Though she is fiercely independent and tends to be a loner, Katniss’ love for her sister, Prim, motivates her to volunteer as a tribute for The Hunger Games. With the eyes of the nation on her at all times, Katniss breaks the rules anyway, refusing to conform to society mores.
In a Cheat Sheet article, Valerie Tejeda has this to say about Katniss: “It’s stubbornness that proves to be one of her biggest assets throughout the series. In an arena full of trained killers, Katniss’ intelligence and quick thinking helped her prevail over her adversaries. The master chess player, Katniss is always one step ahead and her wit constantly leaves her competition guessing. She’s also an expert strategist and pits her strengths against her opponents’ weaknesses.”
Lisbeth Salander, The Girl with the Dragon Tattoo, Stieg Larsson
Though she might not seem like a “heroine” in the traditional sense of the word, Lisbeth Salander collected droves of admirers when The Girl With the Dragon Tattoo was published in the U.S. At the time of the first movie’s release, Larsson’s trilogy had sold more than 27 million copies worldwide.
Lisbeth is a loner and outsider who makes a living as a computer hacker. Her dark demeanor, tattoos and piercings hide to passing observers that she is intelligent beyond measure. Readers are able to catch a glimpse of Lisbeth’s vulnerable, sensitive side, especially in her interactions with journalist Mikael Blomkvist during their search for a murderer in the Swedish countryside.
A.O. Scott, a New York Times reviewer, has this to say about Lisbeth’s portrayal in the movie adapted from the novel: “The story starts to fade as soon as the end credits run. But it is much harder to shake the lingering, troubling memory of an angry, elusive and curiously magnetic young woman who belongs so completely to this cynical, cybernetic and chaotic world without ever seeming to be at home in it.”
Scout Finch, To Kill a Mocking Bird, Harper Lee
With the release of Harper Lee’s new novel, many are eager to read the continuance of To Kill a Mockingbird, the Pulitzer Prize-winning novel that tackles issues of racial injustice in the Deep South.

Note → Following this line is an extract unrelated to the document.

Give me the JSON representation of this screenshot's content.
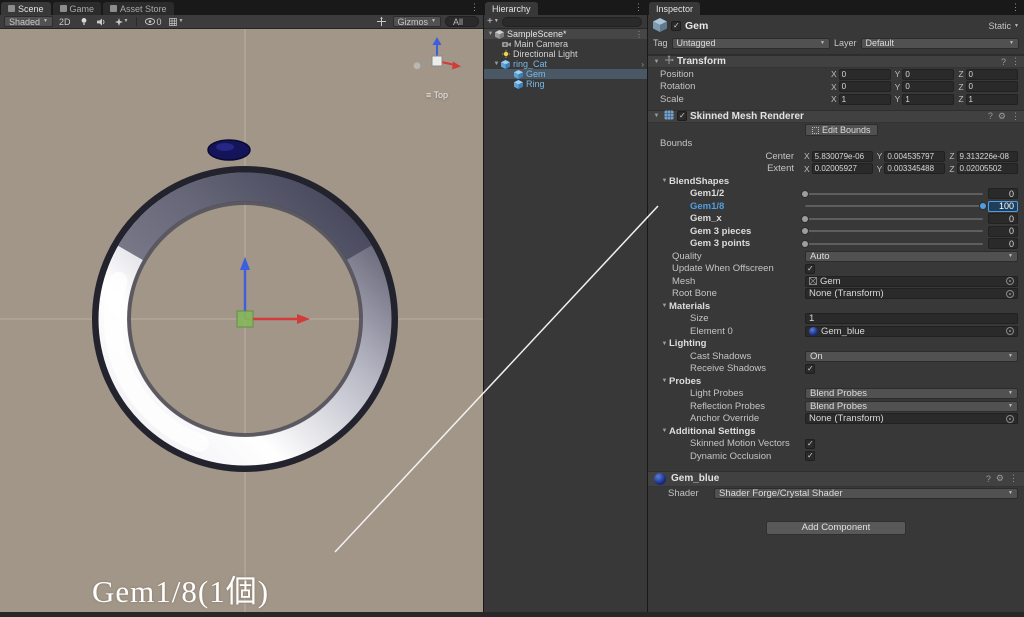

As the child narrator of Mockingbird, often seeming wise beyond her years, Scout questions the events she witnesses, trying to make sense of the imbalance of right and wrong. As a young girl in small town 1930s Alabama, Scout is expected to stay reserved and mild-mannered, yet takes every opportunity to stray outside the lines of societal norms.
In a character profile posted on the Ol’ Curiosities Book Shoppe blog, I came across this quote: “Growing up in Maycomb with her father’s guidance, Scout was certain to recognize an imbalance in the world. It seemed that honor, truth, and bravery were reserved for a chosen few. This 6-year-old sees the world for what it is, and she recognizes the injustice that reigns in her society. “Live in their skin” her father tells her, and somehow, Scout Finch understands.”
Who are the novel heroines you believed changed the face of fiction forever? I’d love to hear your ideas!
Laura adores hot coffee, good manners, the color pink, and novels that keep her reading past midnight. She believes in the beauty of words, paying it forward, and that nerds rule the world. Laura is a fan of balmy summer nights, fireflies, and pristine mountain lakes. She lives in Mobile, Alabama with her two sons.
You can find Laura Tweeting @Lauramcneillbks and blogging at lauramcneill.com. Laura’s suspense novel, Center of Gravity, can be found wherever fine books are sold.